view was shown as a priority. The Turkish view tended to be ignored and a separate Turkish map was offered instead. Now, however, manufacturers are challenged to bring map data together. A fully European map must also be offered in Turkey. Map manufacturers are faced with the obligation to map requirements for Cyprus or Greece, for example, in such a way that Turkish concerns are also taken into account. This is very complicated, especially for the Greek islands, because Turkey does not recognize Greek names for map objects. Either Turkish names must be used, which are not always available, or English names or Latinized letters. On the Greek islands, there is effectively hardly anything that can be done with a Turkish card. Speed limits are recognized, but active navigation or route calculation is not possible: These islands are de facto Greek, and anyone who wants to search for something specifically needs Greek names and letters. Automobile manufacturers often accept these limited navigation options to at least offer a compliant Turkey map (with speed limits).
Other countries such as Ireland, Scotland, or the Basque country, which use more than one language for city names and the like, must also be considered by map producers. However, disputed territories and other legislations are much more difficult to address because changes occur frequently. It is important to know exactly the international world view versus independent, local requirements and optimally find a solution that benefits the users. For example, if Gaelic names are present, broad language support helps to switch maps so that users can decide whether they prefer the Gaelic or English display. The user experience can be enhanced by multilingualism. The language catalog is part of the customer requirements that can be mapped in NDS.
In order to keep a constant eye on national peculiarities and smoldering conflicts, it is worth setting up a geopolitical policy board. Ideally, representatives of various corporate divisions and departments, such as legal, are represented here. Geopolitical conflicts, government affairs and current events can be brought to the table. At the same time, the company’s own positions, which are as neutral as possible, can be discussed. It is helpful to be responsive to different perspectives and opinions in order to find the best possible denominator. What is the most neutral possible addiction to disputed territories between China and India, the situation in North and South Korea? “In joint discussions, you can learn a lot about conflicts that have previously attracted little attention – there are disputed territories between Japan and South Korea, for example. Constant exchange and up-to-date information are incredibly important,” says Robert Krumpolt, product manager and NDS expert at HERE. A list of all current border disputes can be found online. However, not all situations are critical or relevant to map developers. “Still, it’s worth keeping your eyes open so that you can be quick and have technical options at your fingertips whenever needed,” Krumpolt says.

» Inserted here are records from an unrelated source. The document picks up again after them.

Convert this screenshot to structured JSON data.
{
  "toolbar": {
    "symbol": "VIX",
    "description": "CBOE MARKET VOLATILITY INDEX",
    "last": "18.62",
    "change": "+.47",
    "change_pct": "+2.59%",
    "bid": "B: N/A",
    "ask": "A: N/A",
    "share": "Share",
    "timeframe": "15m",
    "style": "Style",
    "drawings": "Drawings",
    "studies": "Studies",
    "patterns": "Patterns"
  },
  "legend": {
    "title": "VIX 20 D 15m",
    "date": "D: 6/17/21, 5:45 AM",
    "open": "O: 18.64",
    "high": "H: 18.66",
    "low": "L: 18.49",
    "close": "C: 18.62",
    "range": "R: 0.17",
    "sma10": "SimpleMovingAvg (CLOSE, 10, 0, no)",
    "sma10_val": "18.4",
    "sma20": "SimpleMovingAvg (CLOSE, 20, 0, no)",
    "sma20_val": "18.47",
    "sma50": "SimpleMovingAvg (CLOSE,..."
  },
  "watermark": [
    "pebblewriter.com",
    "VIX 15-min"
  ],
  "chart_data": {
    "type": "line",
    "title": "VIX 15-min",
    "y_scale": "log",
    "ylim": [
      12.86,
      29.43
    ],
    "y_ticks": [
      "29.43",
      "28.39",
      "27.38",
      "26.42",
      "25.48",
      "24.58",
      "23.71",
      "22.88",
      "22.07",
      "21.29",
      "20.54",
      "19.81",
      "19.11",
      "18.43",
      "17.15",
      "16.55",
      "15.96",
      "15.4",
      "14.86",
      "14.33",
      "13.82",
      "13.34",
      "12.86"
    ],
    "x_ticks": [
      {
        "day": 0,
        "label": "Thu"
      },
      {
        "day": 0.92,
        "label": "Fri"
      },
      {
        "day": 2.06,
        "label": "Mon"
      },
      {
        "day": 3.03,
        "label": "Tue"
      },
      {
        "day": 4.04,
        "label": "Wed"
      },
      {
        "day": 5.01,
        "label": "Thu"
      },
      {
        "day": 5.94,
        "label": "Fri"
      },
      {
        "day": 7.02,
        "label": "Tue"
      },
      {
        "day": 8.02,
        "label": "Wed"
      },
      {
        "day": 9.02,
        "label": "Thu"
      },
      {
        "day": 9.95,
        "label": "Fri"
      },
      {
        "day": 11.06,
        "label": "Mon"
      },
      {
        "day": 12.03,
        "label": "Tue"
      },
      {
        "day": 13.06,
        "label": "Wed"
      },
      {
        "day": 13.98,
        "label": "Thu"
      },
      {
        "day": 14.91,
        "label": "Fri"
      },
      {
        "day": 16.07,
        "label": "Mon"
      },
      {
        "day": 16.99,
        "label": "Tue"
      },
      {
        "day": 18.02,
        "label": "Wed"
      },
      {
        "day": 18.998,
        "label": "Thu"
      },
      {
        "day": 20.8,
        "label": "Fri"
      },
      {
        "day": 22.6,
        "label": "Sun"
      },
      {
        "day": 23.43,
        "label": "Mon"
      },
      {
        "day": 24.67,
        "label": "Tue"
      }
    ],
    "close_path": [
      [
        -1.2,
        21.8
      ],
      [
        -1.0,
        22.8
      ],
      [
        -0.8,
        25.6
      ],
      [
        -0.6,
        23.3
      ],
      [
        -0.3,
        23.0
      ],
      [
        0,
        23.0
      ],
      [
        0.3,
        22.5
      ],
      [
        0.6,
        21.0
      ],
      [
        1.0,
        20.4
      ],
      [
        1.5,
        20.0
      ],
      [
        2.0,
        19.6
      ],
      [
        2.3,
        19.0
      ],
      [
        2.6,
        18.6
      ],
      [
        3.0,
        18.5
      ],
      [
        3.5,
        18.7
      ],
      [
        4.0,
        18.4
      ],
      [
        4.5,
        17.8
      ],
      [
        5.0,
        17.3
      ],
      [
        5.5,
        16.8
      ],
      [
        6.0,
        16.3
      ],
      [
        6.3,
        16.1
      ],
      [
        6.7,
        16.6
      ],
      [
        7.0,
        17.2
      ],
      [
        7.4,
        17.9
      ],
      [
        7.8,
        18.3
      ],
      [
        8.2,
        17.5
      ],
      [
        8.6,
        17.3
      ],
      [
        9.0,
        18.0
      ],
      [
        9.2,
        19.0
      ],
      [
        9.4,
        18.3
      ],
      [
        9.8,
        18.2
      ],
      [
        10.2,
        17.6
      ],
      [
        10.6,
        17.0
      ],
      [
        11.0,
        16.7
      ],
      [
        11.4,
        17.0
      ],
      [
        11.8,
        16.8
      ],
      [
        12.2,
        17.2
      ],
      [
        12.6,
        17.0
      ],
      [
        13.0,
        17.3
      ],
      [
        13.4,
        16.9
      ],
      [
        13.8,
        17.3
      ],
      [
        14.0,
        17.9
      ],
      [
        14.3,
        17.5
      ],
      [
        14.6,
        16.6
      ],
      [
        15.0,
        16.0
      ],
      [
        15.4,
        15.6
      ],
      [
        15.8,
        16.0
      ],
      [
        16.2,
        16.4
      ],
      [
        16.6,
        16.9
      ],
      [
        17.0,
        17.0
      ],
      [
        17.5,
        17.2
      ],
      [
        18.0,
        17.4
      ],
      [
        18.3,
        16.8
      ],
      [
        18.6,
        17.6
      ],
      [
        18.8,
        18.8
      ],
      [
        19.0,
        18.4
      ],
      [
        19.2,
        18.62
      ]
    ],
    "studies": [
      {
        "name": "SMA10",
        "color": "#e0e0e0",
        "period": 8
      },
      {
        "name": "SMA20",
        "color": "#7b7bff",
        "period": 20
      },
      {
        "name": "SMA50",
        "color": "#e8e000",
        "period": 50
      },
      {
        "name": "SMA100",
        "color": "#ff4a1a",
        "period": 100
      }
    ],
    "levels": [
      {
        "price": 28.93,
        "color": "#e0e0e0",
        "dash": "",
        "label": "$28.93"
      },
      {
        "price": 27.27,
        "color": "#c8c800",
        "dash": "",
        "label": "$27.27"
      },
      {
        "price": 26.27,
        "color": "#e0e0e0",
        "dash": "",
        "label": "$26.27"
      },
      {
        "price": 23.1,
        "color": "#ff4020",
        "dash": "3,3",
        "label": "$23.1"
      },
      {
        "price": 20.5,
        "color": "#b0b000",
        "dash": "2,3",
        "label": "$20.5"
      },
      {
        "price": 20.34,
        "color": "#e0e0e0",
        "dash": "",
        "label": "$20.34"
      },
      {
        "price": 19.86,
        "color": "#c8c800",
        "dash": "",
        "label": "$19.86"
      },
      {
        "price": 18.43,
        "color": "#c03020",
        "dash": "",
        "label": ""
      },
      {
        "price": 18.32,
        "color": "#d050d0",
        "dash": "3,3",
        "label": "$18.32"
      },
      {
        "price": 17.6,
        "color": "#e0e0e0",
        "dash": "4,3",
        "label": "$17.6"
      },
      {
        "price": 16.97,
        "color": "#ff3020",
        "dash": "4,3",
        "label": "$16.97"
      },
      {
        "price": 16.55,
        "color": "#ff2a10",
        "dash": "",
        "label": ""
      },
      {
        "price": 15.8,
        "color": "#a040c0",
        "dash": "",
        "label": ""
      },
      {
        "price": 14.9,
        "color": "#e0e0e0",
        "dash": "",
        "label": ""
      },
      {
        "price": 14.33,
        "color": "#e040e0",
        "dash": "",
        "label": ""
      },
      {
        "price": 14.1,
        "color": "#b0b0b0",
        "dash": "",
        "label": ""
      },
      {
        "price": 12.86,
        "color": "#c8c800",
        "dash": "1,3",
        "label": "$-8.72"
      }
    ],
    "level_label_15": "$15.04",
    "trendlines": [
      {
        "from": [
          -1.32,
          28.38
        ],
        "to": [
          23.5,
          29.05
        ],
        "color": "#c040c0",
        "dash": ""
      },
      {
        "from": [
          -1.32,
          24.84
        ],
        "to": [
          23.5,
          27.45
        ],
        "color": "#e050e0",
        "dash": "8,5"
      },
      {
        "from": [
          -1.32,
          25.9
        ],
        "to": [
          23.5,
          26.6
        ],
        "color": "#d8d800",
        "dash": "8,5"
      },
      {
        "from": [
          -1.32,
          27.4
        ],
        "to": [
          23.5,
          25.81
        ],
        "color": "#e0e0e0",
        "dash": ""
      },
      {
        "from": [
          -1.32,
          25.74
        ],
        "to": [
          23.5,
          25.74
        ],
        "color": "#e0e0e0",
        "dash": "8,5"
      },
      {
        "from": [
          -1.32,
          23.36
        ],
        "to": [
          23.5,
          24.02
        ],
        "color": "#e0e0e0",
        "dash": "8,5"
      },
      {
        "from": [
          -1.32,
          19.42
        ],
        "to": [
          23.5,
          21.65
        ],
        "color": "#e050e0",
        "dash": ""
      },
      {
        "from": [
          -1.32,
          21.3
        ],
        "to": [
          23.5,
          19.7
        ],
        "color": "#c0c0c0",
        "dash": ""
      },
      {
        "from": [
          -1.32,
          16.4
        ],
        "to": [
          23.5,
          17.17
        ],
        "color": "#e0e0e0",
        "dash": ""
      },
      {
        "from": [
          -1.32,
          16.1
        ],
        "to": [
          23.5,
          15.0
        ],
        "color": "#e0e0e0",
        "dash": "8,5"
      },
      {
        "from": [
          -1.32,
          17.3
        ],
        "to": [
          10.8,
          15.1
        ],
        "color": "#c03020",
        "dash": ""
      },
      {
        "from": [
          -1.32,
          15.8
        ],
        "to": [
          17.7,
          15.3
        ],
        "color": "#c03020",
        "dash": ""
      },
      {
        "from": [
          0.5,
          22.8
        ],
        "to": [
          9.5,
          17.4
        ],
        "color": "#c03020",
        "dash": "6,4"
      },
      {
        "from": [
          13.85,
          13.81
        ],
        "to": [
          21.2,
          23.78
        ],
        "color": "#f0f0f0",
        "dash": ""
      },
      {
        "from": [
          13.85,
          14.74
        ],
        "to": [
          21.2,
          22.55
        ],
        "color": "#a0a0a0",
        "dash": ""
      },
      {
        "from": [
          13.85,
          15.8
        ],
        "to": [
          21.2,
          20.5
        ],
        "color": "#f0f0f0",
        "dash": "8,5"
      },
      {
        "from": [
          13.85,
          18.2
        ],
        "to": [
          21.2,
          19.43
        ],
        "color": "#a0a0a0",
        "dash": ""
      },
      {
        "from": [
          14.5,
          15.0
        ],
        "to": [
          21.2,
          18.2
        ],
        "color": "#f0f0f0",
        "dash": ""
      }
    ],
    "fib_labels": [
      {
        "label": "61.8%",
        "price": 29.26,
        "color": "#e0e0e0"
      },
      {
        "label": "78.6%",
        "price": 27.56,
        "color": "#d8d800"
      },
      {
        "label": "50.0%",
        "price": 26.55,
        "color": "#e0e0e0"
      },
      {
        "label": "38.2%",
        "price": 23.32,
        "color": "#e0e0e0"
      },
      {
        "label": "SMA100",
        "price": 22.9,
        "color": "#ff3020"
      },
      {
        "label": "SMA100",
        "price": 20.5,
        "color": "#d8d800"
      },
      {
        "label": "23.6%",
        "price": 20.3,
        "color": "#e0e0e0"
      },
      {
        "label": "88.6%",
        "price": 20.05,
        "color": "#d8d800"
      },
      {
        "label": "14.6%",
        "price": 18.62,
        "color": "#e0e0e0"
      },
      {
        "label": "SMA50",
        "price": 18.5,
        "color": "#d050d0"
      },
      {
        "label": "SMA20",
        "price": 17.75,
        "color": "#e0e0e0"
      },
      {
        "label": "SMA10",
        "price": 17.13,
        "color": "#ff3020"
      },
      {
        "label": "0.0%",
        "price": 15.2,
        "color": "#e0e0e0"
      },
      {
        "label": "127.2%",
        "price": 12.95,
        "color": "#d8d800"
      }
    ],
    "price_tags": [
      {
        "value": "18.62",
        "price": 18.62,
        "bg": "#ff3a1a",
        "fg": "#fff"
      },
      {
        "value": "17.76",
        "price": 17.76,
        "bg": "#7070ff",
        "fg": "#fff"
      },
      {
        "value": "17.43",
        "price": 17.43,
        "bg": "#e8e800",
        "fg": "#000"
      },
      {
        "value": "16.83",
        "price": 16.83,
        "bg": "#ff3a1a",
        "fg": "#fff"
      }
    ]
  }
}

NDS offers transparent modularity and the option to store parts of the database in different update regions. If this option does not exist and crises cannot be encapsulated, maps in two forms are necessary. In addition, there are different building blocks in NDS. Of these, some are rather non-political or non-critical such as the routing building block, which contains the road network. The map display building block or the POI block as well as the search-specific building blocks may need to be adjusted. Here, developers can restrict and weigh which parts of the database should be changed to meet geopolitical requirements. In addition, NDS supports partial delivery of map data, so not everything needs to be on the device.
For a long time, map requirements in some countries such as Turkey only applied if the map data was delivered in the country, i.e. already pre-installed on vehicles. NDS offers the flexibility to load data from the server only on the customer side. This is convenient to avoid having to run through the entire process in case of doubt or difficult situations, when an online solution might be preferred anyway. With NDS, companies are more flexible and can better adapt to individual requirements. You can read more about how to overcome intercultural challenges in map development in the first part of this blog here.Back to news →